[Website and app data records]
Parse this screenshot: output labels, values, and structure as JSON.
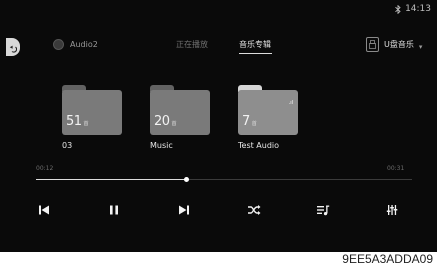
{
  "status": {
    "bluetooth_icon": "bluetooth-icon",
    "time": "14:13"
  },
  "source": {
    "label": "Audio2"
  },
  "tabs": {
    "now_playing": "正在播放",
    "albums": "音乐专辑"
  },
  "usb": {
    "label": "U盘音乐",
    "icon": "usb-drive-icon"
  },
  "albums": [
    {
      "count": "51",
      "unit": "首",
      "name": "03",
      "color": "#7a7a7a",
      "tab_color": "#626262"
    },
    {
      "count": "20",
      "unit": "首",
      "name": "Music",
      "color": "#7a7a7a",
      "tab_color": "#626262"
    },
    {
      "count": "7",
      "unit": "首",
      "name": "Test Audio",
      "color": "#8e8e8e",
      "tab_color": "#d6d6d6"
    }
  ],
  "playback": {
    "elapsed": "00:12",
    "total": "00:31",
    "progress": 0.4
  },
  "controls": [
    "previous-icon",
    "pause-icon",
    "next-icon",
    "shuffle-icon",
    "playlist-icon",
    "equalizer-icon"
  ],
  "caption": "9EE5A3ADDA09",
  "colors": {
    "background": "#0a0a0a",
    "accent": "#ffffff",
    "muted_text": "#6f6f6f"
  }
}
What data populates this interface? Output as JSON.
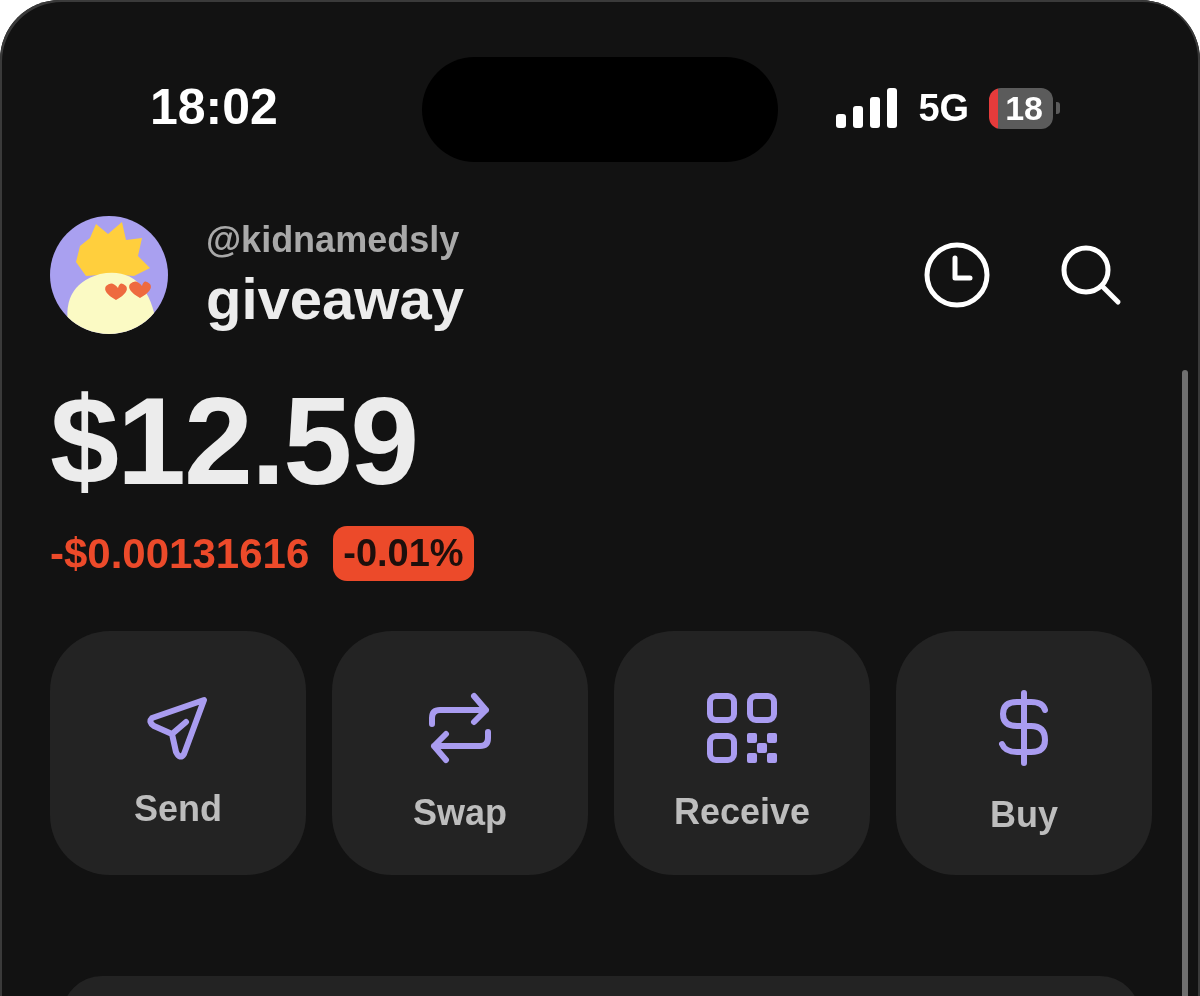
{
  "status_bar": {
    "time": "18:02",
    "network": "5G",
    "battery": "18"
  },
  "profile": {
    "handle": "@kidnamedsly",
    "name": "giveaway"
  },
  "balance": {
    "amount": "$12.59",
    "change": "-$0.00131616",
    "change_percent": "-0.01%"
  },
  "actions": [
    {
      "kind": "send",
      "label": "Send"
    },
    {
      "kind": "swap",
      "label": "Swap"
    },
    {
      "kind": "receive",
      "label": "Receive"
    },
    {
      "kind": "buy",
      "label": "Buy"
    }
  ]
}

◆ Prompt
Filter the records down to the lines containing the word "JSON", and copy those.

◆ Answer box
Parse this screenshot: output labels, values, and structure as JSON.
What data populates this interface? Output as JSON.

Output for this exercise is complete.